Doesn’t it seem that Brexit should be done by now? After all, we’re nearing the end of 2020 and the the UK voted to leave the Eurozone back in June 2016. After four years, the fact is Brexit has not yet actually happened although both sides have officially agreed to split. Yes, the UK is actively pursuing bilateral trade deals with major trade partners — recently with Japan — but its trade relationship with the Eurozone remains unsettled and a bit unsettling. And now this: During the first week of September, UK Prime Minister Boris Johnson — a huge fan of Brexit on the UK’s terms — proposed new ‘Internal Market’ legislation that basically undermines the Brexit withdrawal agreement signed by the UK and the Eurozone in January 2020.
An ‘Internal Market’ of Its Own
As of now, the UK is still part of the Eurozone single market and abides by the same regulations and standards that apply across the continent.
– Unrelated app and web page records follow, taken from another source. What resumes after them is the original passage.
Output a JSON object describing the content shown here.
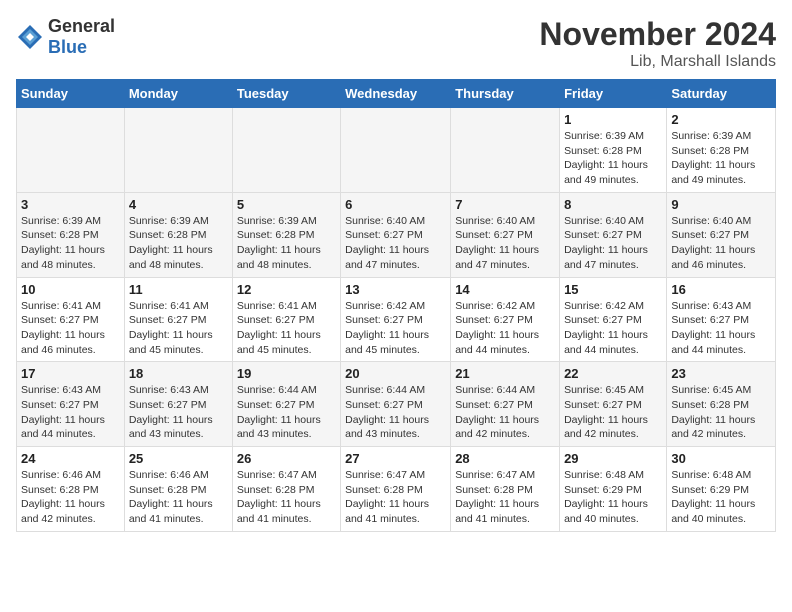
{
  "logo": {
    "text_general": "General",
    "text_blue": "Blue"
  },
  "title": "November 2024",
  "location": "Lib, Marshall Islands",
  "days_of_week": [
    "Sunday",
    "Monday",
    "Tuesday",
    "Wednesday",
    "Thursday",
    "Friday",
    "Saturday"
  ],
  "weeks": [
    [
      {
        "day": "",
        "info": ""
      },
      {
        "day": "",
        "info": ""
      },
      {
        "day": "",
        "info": ""
      },
      {
        "day": "",
        "info": ""
      },
      {
        "day": "",
        "info": ""
      },
      {
        "day": "1",
        "info": "Sunrise: 6:39 AM\nSunset: 6:28 PM\nDaylight: 11 hours and 49 minutes."
      },
      {
        "day": "2",
        "info": "Sunrise: 6:39 AM\nSunset: 6:28 PM\nDaylight: 11 hours and 49 minutes."
      }
    ],
    [
      {
        "day": "3",
        "info": "Sunrise: 6:39 AM\nSunset: 6:28 PM\nDaylight: 11 hours and 48 minutes."
      },
      {
        "day": "4",
        "info": "Sunrise: 6:39 AM\nSunset: 6:28 PM\nDaylight: 11 hours and 48 minutes."
      },
      {
        "day": "5",
        "info": "Sunrise: 6:39 AM\nSunset: 6:28 PM\nDaylight: 11 hours and 48 minutes."
      },
      {
        "day": "6",
        "info": "Sunrise: 6:40 AM\nSunset: 6:27 PM\nDaylight: 11 hours and 47 minutes."
      },
      {
        "day": "7",
        "info": "Sunrise: 6:40 AM\nSunset: 6:27 PM\nDaylight: 11 hours and 47 minutes."
      },
      {
        "day": "8",
        "info": "Sunrise: 6:40 AM\nSunset: 6:27 PM\nDaylight: 11 hours and 47 minutes."
      },
      {
        "day": "9",
        "info": "Sunrise: 6:40 AM\nSunset: 6:27 PM\nDaylight: 11 hours and 46 minutes."
      }
    ],
    [
      {
        "day": "10",
        "info": "Sunrise: 6:41 AM\nSunset: 6:27 PM\nDaylight: 11 hours and 46 minutes."
      },
      {
        "day": "11",
        "info": "Sunrise: 6:41 AM\nSunset: 6:27 PM\nDaylight: 11 hours and 45 minutes."
      },
      {
        "day": "12",
        "info": "Sunrise: 6:41 AM\nSunset: 6:27 PM\nDaylight: 11 hours and 45 minutes."
      },
      {
        "day": "13",
        "info": "Sunrise: 6:42 AM\nSunset: 6:27 PM\nDaylight: 11 hours and 45 minutes."
      },
      {
        "day": "14",
        "info": "Sunrise: 6:42 AM\nSunset: 6:27 PM\nDaylight: 11 hours and 44 minutes."
      },
      {
        "day": "15",
        "info": "Sunrise: 6:42 AM\nSunset: 6:27 PM\nDaylight: 11 hours and 44 minutes."
      },
      {
        "day": "16",
        "info": "Sunrise: 6:43 AM\nSunset: 6:27 PM\nDaylight: 11 hours and 44 minutes."
      }
    ],
    [
      {
        "day": "17",
        "info": "Sunrise: 6:43 AM\nSunset: 6:27 PM\nDaylight: 11 hours and 44 minutes."
      },
      {
        "day": "18",
        "info": "Sunrise: 6:43 AM\nSunset: 6:27 PM\nDaylight: 11 hours and 43 minutes."
      },
      {
        "day": "19",
        "info": "Sunrise: 6:44 AM\nSunset: 6:27 PM\nDaylight: 11 hours and 43 minutes."
      },
      {
        "day": "20",
        "info": "Sunrise: 6:44 AM\nSunset: 6:27 PM\nDaylight: 11 hours and 43 minutes."
      },
      {
        "day": "21",
        "info": "Sunrise: 6:44 AM\nSunset: 6:27 PM\nDaylight: 11 hours and 42 minutes."
      },
      {
        "day": "22",
        "info": "Sunrise: 6:45 AM\nSunset: 6:27 PM\nDaylight: 11 hours and 42 minutes."
      },
      {
        "day": "23",
        "info": "Sunrise: 6:45 AM\nSunset: 6:28 PM\nDaylight: 11 hours and 42 minutes."
      }
    ],
    [
      {
        "day": "24",
        "info": "Sunrise: 6:46 AM\nSunset: 6:28 PM\nDaylight: 11 hours and 42 minutes."
      },
      {
        "day": "25",
        "info": "Sunrise: 6:46 AM\nSunset: 6:28 PM\nDaylight: 11 hours and 41 minutes."
      },
      {
        "day": "26",
        "info": "Sunrise: 6:47 AM\nSunset: 6:28 PM\nDaylight: 11 hours and 41 minutes."
      },
      {
        "day": "27",
        "info": "Sunrise: 6:47 AM\nSunset: 6:28 PM\nDaylight: 11 hours and 41 minutes."
      },
      {
        "day": "28",
        "info": "Sunrise: 6:47 AM\nSunset: 6:28 PM\nDaylight: 11 hours and 41 minutes."
      },
      {
        "day": "29",
        "info": "Sunrise: 6:48 AM\nSunset: 6:29 PM\nDaylight: 11 hours and 40 minutes."
      },
      {
        "day": "30",
        "info": "Sunrise: 6:48 AM\nSunset: 6:29 PM\nDaylight: 11 hours and 40 minutes."
      }
    ]
  ]
}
Post-Brexit, Johnson is proposing a common market for all of England, consisting of the UK itself and also Scotland, Wales, and most importantly Northern Ireland. Currently, regulations for things like food labeling, energy efficiency, and support for farmers differ within England and are directly controlled by the governments of Scotland, Wales and Northern Ireland.
Renewed Border Skirmish
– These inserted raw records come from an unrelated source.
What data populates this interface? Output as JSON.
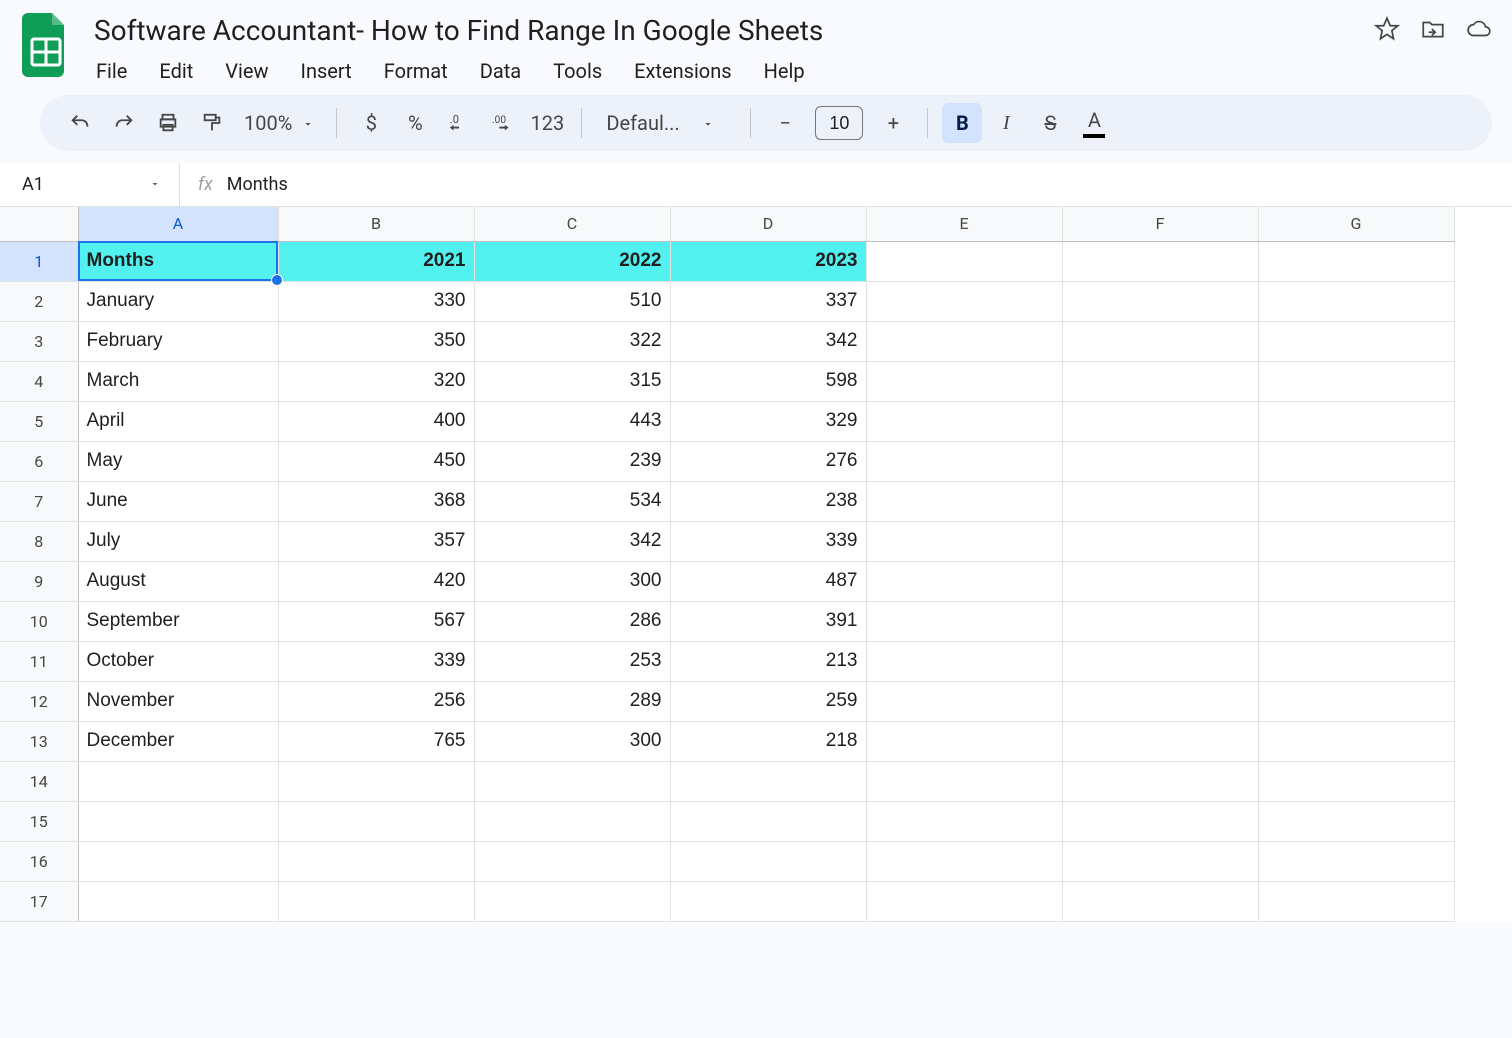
{
  "doc_title": "Software Accountant- How to Find Range In Google Sheets",
  "menus": [
    "File",
    "Edit",
    "View",
    "Insert",
    "Format",
    "Data",
    "Tools",
    "Extensions",
    "Help"
  ],
  "toolbar": {
    "zoom": "100%",
    "font": "Defaul...",
    "font_size": "10",
    "num_label": "123"
  },
  "name_box": "A1",
  "fx_label": "fx",
  "formula_value": "Months",
  "columns": [
    "A",
    "B",
    "C",
    "D",
    "E",
    "F",
    "G"
  ],
  "selected_col": "A",
  "selected_row": 1,
  "total_rows": 17,
  "sheet": {
    "headers": [
      "Months",
      "2021",
      "2022",
      "2023"
    ],
    "rows": [
      [
        "January",
        330,
        510,
        337
      ],
      [
        "February",
        350,
        322,
        342
      ],
      [
        "March",
        320,
        315,
        598
      ],
      [
        "April",
        400,
        443,
        329
      ],
      [
        "May",
        450,
        239,
        276
      ],
      [
        "June",
        368,
        534,
        238
      ],
      [
        "July",
        357,
        342,
        339
      ],
      [
        "August",
        420,
        300,
        487
      ],
      [
        "September",
        567,
        286,
        391
      ],
      [
        "October",
        339,
        253,
        213
      ],
      [
        "November",
        256,
        289,
        259
      ],
      [
        "December",
        765,
        300,
        218
      ]
    ]
  }
}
An ‘internal market’ consisting of all of England is tricky because Northern Ireland shares a border with a Eurozone member, the Republic of Ireland (aka Ireland). What was agreed is that Northern Ireland would play on both sides: it would remain in the UK customs union BUT it would enforce Eurozone standards on agriculture and manufacturing. Therefore, if sheep from the UK were to cross Northern Ireland on the way to Ireland, new tariffs and regulations would apply, since Ireland remains in the Eurozone. The precise nature of these new tariffs and regulations was to be negotiated between the EU and the UK in parallel with the trade talks. And therein lies the rub: Boris Johnson’s internal market legislation would give the UK the right to decide unilaterally how to implement sensitive aspects of the Brexit treaty, specifically as they apply at the Northern Ireland border.
December 31, 2020 Is Do or Die
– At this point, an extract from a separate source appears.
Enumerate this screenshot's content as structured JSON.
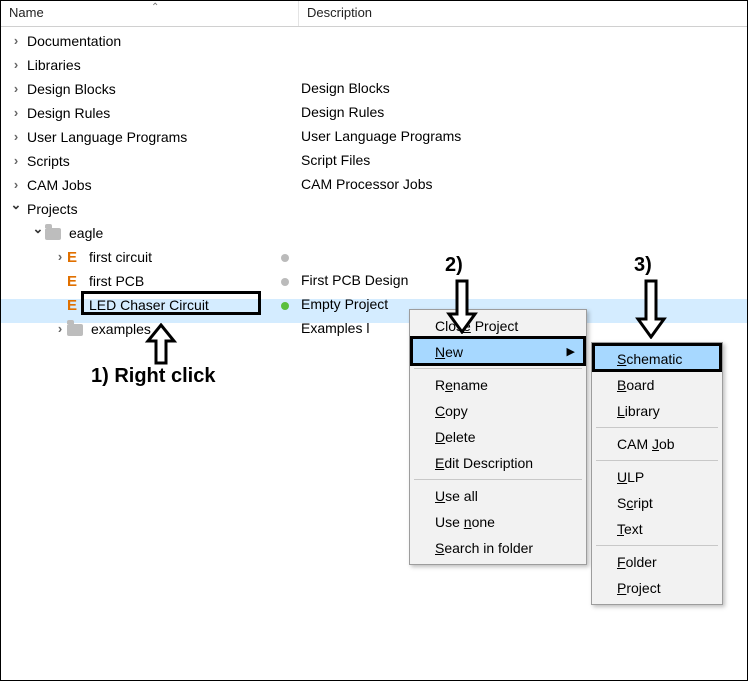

Johnson’s internal market zinger comes during the 8th round of post-Brexit trade talks between the UK and the Eurozone. The European Commission has already threatened the UK with legal action if it doesn’t withdraw the Johnson proposal by end of this month. Johnson’s government, not surprisingly, swiftly snubbed this ultimatum. Even if this issue is settled, there are additional sticking points around fishing and how much support the UK government will provide its domestic industries as they compete with Eurozone businesses post-Brexit.
When will all the horse trading end? The UK and Eurozone need to finalize their deal by Dec. 31, 2020, when the transition period officially ends (end of orange line on chart below). If they don’t have a final agreement by then, the UK will have to abide by World Trade Organization rules when dealing with the Eurozone, which are not as favorable. We will continue to monitor the situation and provide updates on new developments.
Timeline for Brexit